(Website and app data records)
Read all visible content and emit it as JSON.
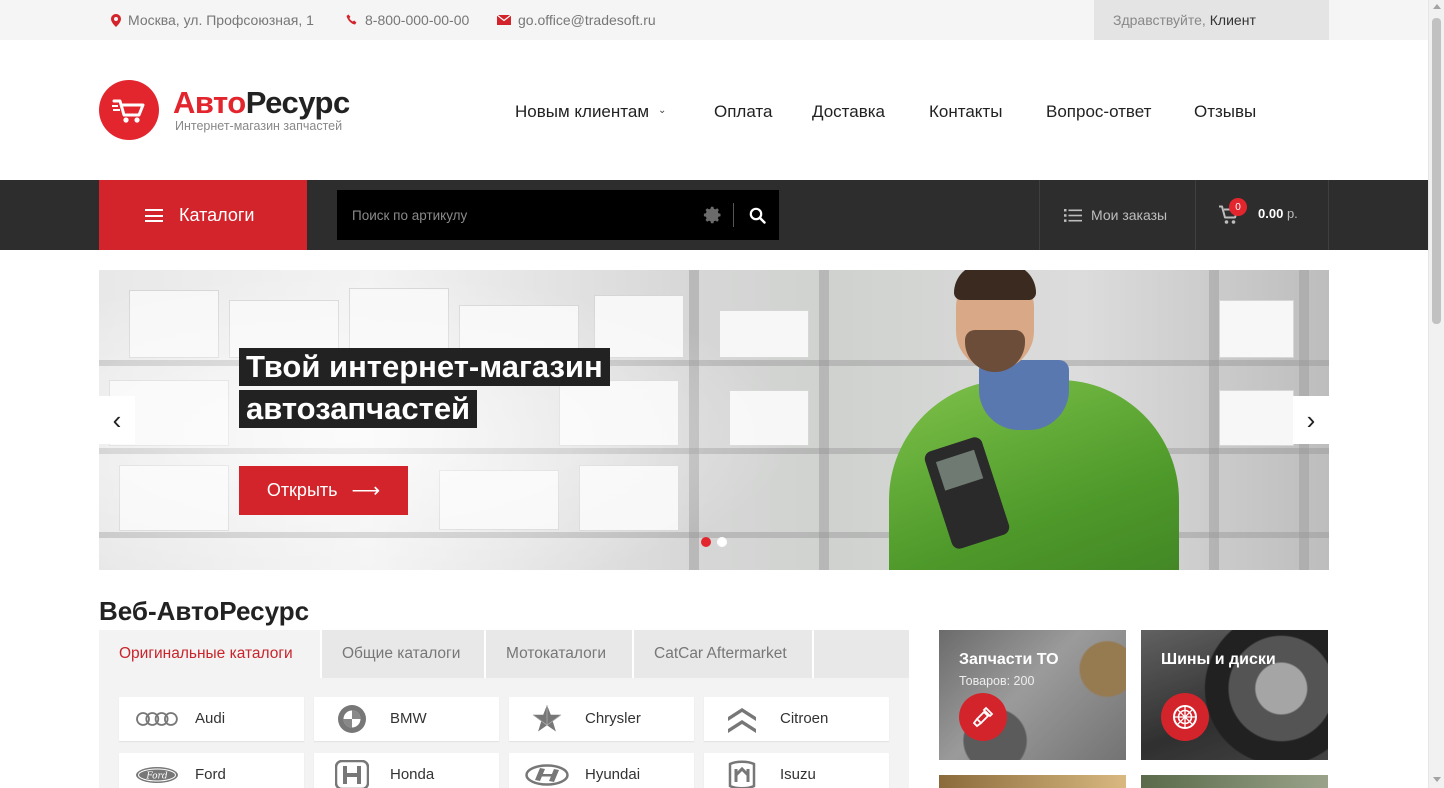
{
  "topbar": {
    "address": "Москва, ул. Профсоюзная, 1",
    "phone": "8-800-000-00-00",
    "email": "go.office@tradesoft.ru",
    "greeting": "Здравствуйте,",
    "user": "Клиент"
  },
  "logo": {
    "name_part1": "Авто",
    "name_part2": "Ресурс",
    "tagline": "Интернет-магазин запчастей"
  },
  "nav": [
    {
      "label": "Новым клиентам",
      "has_dropdown": true
    },
    {
      "label": "Оплата"
    },
    {
      "label": "Доставка"
    },
    {
      "label": "Контакты"
    },
    {
      "label": "Вопрос-ответ"
    },
    {
      "label": "Отзывы"
    }
  ],
  "toolbar": {
    "catalogs_label": "Каталоги",
    "search_placeholder": "Поиск по артикулу",
    "orders_label": "Мои заказы",
    "cart_count": "0",
    "cart_sum": "0.00",
    "cart_currency": "р."
  },
  "hero": {
    "title_line1": "Твой интернет-магазин",
    "title_line2": "автозапчастей",
    "button_label": "Открыть",
    "button_arrow": "⟶",
    "prev_arrow": "‹",
    "next_arrow": "›",
    "slides_total": 2,
    "active_slide": 1
  },
  "section": {
    "title": "Веб-АвтоРесурс",
    "tabs": [
      "Оригинальные каталоги",
      "Общие каталоги",
      "Мотокаталоги",
      "CatCar Aftermarket"
    ],
    "active_tab": 0,
    "brands": [
      "Audi",
      "BMW",
      "Chrysler",
      "Citroen",
      "Ford",
      "Honda",
      "Hyundai",
      "Isuzu"
    ]
  },
  "promos": [
    {
      "title": "Запчасти ТО",
      "subtitle": "Товаров: 200",
      "icon": "spark-plug-icon"
    },
    {
      "title": "Шины и диски",
      "subtitle": "",
      "icon": "wheel-icon"
    }
  ],
  "colors": {
    "accent": "#d4242b",
    "dark_bar": "#2d2d2d",
    "topbar_bg": "#f5f5f5"
  }
}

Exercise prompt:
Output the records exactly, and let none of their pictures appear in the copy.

Result for this task:
Read all visible content and emit it as JSON.
{
  "topbar": {
    "address": "Москва, ул. Профсоюзная, 1",
    "phone": "8-800-000-00-00",
    "email": "go.office@tradesoft.ru",
    "greeting": "Здравствуйте,",
    "user": "Клиент"
  },
  "logo": {
    "name_part1": "Авто",
    "name_part2": "Ресурс",
    "tagline": "Интернет-магазин запчастей"
  },
  "nav": [
    {
      "label": "Новым клиентам",
      "has_dropdown": true
    },
    {
      "label": "Оплата"
    },
    {
      "label": "Доставка"
    },
    {
      "label": "Контакты"
    },
    {
      "label": "Вопрос-ответ"
    },
    {
      "label": "Отзывы"
    }
  ],
  "toolbar": {
    "catalogs_label": "Каталоги",
    "search_placeholder": "Поиск по артикулу",
    "orders_label": "Мои заказы",
    "cart_count": "0",
    "cart_sum": "0.00",
    "cart_currency": "р."
  },
  "hero": {
    "title_line1": "Твой интернет-магазин",
    "title_line2": "автозапчастей",
    "button_label": "Открыть",
    "button_arrow": "⟶",
    "prev_arrow": "‹",
    "next_arrow": "›",
    "slides_total": 2,
    "active_slide": 1
  },
  "section": {
    "title": "Веб-АвтоРесурс",
    "tabs": [
      "Оригинальные каталоги",
      "Общие каталоги",
      "Мотокаталоги",
      "CatCar Aftermarket"
    ],
    "active_tab": 0,
    "brands": [
      "Audi",
      "BMW",
      "Chrysler",
      "Citroen",
      "Ford",
      "Honda",
      "Hyundai",
      "Isuzu"
    ]
  },
  "promos": [
    {
      "title": "Запчасти ТО",
      "subtitle": "Товаров: 200",
      "icon": "spark-plug-icon"
    },
    {
      "title": "Шины и диски",
      "subtitle": "",
      "icon": "wheel-icon"
    }
  ],
  "colors": {
    "accent": "#d4242b",
    "dark_bar": "#2d2d2d",
    "topbar_bg": "#f5f5f5"
  }
}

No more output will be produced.